## EXERCISE GOAL
Every line of the records that holds the word "Child" should be copied.

## DATA IN THIS EXERCISE
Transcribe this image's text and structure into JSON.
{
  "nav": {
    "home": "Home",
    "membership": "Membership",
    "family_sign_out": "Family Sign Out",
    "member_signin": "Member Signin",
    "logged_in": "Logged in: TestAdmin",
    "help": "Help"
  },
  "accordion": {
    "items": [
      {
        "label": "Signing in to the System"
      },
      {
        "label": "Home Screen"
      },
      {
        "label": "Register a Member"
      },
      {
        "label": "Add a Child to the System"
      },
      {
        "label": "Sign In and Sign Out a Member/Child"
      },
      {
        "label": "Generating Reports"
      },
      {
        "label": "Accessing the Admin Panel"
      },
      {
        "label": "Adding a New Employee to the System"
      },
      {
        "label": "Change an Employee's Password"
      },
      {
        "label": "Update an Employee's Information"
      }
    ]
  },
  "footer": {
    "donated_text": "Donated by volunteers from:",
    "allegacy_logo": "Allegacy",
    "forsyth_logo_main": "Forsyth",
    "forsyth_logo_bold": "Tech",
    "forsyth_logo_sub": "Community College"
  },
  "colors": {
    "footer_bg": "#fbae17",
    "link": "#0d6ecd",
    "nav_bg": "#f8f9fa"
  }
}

## SOLVED EXERCISE
        "label": "Add a Child to the System"
        "label": "Sign In and Sign Out a Member/Child"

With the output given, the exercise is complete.